## What you need to do
The response must contain each line of the material that holds "title".

[Start of Attachment]

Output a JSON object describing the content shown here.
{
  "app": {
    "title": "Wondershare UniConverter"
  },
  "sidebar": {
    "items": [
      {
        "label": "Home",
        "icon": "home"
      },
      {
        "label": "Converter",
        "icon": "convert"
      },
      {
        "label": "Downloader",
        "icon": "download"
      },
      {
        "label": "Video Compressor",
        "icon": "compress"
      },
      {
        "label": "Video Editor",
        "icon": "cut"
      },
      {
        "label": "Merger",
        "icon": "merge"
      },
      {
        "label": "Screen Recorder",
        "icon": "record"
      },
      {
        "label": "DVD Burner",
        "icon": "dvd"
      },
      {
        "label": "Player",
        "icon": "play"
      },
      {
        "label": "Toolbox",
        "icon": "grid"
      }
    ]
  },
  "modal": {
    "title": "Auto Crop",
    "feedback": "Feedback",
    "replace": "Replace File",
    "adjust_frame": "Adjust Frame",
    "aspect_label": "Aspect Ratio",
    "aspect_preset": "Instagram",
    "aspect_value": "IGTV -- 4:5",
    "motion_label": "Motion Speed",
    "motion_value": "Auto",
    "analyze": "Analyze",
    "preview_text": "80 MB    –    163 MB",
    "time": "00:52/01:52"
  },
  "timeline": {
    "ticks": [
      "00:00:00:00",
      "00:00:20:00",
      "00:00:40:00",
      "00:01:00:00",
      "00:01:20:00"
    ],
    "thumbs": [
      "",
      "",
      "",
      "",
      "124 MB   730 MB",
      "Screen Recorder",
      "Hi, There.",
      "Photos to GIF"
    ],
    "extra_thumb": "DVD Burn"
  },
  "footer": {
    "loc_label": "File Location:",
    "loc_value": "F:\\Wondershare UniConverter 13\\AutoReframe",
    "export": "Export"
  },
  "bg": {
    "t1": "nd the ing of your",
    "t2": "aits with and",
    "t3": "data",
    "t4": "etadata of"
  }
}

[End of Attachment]

## Response box
    "title": "Wondershare UniConverter"
    "title": "Auto Crop",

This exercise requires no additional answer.